Joined
15 Sep 2017
Messages
28,874
Reaction score
2,129
Location
S. Uplands
Country
United Kingdom
oh, just another quick question as you guys have been so helpful. As per drawings (see above), my builder said that I need a new cavity tray in the main wall of the house (the wall being opened up). It needs to be above where the roof of the extension attached to the wall of the main house. To channel water out so it does not just run down and accumulate and drip through ceiling.

Is that correct, and is there a certain height above the roof of the extension it needs to be?

Yes. Although as above, the risk depends on the situation.

It needs to be set so the weep holes from the trays exit at the same mortar line as the lead flashing.
 
Joined
26 Aug 2016
Messages
6,609
Reaction score
939
Country
United Kingdom
If your existing wall is fully rendered then there no need to install a cavity tray as the render shouldi protect it. If not then the whole point of a cavity wall is to drain water to outside, so it would be only ok in sheltered situations.
Also there's no point in ventilating the warm side of a breathable membrane. But you do need to make sure water can drain freely down the outside so you would need a small drape between rafters or counter battens.
Your pdf is too slow to open on my phone so i can't check the details, but it looks like the guys who do this day in day out have helped you above
 
Joined
3 Sep 2006
Messages
36,187
Reaction score
5,053
Location
West Mids
Country
United Kingdom
Any cavity wall requires a cavity tray above an opening, unless it's immediately below the eaves.

It's always a good sign when a builder mentions it, and a bad sign if they don't. And a worse sign if the plan drawer misses it completely.
 

DIYnot Local

Staff member

If you need to find a tradesperson to get your job done, please try our local search below, or if you are doing it yourself you can find suppliers local to you.

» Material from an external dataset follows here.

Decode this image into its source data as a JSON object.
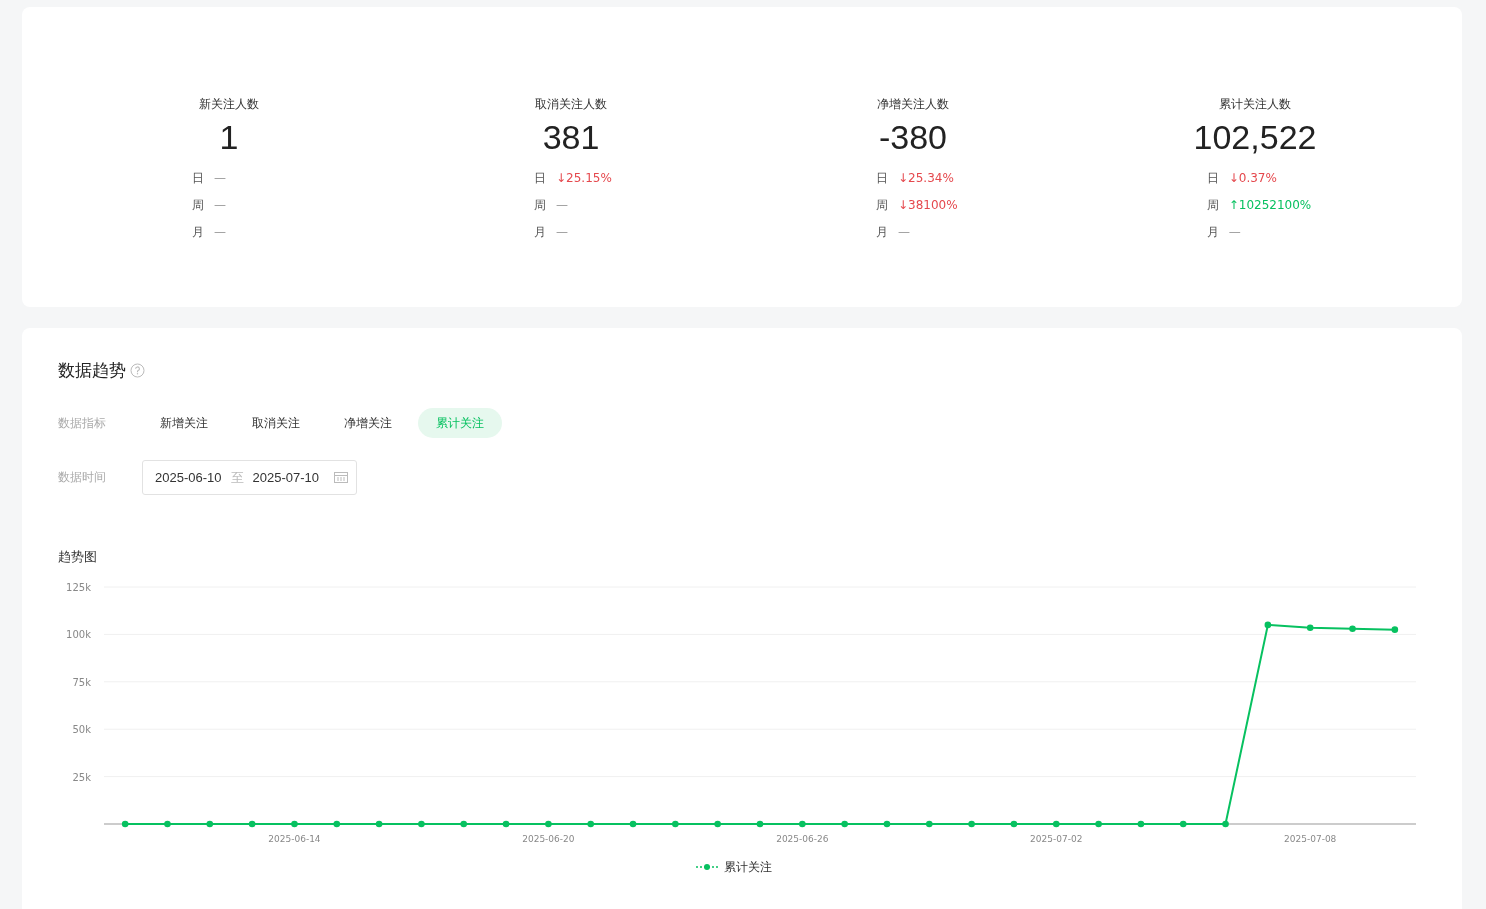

Select the supplier or trade you require, enter your location to begin your search.


Are you a trade or supplier? You can create your listing free at DIYnot Local

 
Sponsored Links
Top